**Component data from apps and pages:**

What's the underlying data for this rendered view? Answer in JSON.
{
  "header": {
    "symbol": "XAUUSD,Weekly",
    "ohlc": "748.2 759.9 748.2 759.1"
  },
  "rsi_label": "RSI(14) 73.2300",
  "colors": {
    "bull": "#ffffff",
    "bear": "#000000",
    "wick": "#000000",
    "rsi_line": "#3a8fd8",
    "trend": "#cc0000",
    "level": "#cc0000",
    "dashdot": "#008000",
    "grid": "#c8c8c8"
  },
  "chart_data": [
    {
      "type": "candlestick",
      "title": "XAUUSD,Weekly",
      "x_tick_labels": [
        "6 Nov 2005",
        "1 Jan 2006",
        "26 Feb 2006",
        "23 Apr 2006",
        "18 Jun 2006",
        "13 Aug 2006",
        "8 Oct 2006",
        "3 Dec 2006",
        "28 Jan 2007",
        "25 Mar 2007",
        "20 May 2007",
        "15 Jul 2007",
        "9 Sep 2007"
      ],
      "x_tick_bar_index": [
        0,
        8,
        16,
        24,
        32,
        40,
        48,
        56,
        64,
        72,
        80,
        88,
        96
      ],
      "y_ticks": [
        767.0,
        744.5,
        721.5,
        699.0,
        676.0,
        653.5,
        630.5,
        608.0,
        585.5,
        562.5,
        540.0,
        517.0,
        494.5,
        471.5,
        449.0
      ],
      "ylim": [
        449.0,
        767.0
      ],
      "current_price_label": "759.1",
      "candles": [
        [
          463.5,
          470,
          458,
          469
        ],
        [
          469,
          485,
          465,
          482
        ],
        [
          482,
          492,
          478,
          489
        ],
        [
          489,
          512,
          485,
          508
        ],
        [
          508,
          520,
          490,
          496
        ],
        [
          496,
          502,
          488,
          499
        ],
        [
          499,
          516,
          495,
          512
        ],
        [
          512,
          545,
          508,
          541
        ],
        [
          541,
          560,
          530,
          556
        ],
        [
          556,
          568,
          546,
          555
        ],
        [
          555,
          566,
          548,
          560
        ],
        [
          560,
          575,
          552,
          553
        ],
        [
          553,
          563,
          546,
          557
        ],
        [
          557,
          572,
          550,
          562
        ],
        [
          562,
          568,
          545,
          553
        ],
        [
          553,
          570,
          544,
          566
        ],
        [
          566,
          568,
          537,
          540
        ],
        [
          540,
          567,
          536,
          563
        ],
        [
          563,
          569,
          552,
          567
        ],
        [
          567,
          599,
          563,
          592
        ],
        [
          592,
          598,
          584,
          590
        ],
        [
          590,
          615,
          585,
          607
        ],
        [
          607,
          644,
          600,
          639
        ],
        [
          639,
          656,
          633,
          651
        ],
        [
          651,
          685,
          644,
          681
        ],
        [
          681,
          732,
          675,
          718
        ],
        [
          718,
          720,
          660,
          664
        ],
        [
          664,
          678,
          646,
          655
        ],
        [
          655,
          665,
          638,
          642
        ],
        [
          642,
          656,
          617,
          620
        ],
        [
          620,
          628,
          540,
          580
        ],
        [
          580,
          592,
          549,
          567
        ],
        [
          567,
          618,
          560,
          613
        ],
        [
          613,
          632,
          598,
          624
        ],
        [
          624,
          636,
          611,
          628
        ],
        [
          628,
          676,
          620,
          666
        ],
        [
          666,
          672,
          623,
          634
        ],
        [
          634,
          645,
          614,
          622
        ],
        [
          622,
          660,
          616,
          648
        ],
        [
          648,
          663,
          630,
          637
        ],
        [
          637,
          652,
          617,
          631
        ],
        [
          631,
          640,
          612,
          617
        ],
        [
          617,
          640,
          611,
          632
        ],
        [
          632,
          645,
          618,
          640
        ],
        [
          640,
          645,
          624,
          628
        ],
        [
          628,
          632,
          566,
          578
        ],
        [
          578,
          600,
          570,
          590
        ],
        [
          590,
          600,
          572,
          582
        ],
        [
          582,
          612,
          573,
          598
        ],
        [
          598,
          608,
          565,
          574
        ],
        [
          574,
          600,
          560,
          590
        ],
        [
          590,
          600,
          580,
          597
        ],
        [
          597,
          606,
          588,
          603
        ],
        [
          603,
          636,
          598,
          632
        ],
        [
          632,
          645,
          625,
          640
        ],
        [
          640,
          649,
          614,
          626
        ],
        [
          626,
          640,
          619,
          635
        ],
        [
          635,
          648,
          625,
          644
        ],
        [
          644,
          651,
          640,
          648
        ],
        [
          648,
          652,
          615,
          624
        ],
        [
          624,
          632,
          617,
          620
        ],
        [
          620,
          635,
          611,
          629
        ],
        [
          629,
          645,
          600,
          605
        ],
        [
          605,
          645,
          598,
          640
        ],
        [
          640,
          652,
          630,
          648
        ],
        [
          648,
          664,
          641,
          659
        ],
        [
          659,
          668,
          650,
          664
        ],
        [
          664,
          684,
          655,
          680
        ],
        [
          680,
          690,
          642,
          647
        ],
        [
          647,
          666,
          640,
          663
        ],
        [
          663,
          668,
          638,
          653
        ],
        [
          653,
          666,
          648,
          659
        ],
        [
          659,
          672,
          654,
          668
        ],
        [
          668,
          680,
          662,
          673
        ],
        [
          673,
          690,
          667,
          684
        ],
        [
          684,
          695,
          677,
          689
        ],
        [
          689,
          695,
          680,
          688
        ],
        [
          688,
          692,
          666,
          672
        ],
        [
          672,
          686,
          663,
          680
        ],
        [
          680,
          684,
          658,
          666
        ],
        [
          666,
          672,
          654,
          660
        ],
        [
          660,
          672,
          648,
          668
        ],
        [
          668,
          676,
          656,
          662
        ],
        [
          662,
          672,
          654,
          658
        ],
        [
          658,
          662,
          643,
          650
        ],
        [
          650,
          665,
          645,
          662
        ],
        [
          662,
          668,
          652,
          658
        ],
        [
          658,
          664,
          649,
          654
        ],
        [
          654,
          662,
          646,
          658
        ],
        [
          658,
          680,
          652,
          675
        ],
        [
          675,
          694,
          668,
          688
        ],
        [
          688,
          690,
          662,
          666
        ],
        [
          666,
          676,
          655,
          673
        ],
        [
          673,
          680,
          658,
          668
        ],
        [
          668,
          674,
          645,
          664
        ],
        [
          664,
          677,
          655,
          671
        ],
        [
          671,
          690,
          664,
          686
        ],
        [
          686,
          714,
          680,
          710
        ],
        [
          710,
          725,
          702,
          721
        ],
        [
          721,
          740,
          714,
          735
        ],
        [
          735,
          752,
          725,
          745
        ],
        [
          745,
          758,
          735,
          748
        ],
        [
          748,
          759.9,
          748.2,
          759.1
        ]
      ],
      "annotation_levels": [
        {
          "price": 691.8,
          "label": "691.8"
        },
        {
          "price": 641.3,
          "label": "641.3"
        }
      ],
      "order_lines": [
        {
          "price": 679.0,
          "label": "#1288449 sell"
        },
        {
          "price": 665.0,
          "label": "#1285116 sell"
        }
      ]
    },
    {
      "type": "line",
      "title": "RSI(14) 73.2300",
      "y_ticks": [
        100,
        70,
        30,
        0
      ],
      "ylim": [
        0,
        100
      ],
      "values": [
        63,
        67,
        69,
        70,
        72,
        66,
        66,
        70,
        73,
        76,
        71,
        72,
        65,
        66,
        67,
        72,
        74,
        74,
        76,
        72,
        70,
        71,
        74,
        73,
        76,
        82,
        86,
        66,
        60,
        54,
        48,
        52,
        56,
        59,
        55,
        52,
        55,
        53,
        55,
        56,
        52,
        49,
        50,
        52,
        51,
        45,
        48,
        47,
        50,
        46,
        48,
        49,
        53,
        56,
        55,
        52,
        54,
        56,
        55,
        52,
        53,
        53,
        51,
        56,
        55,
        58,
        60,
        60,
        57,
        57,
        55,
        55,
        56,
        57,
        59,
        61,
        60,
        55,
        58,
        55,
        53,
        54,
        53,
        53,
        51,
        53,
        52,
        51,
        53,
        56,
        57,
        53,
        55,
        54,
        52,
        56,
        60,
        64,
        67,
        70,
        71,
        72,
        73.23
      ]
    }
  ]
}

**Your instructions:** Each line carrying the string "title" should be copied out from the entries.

**Response below:**
      "title": "XAUUSD,Weekly",
      "title": "RSI(14) 73.2300",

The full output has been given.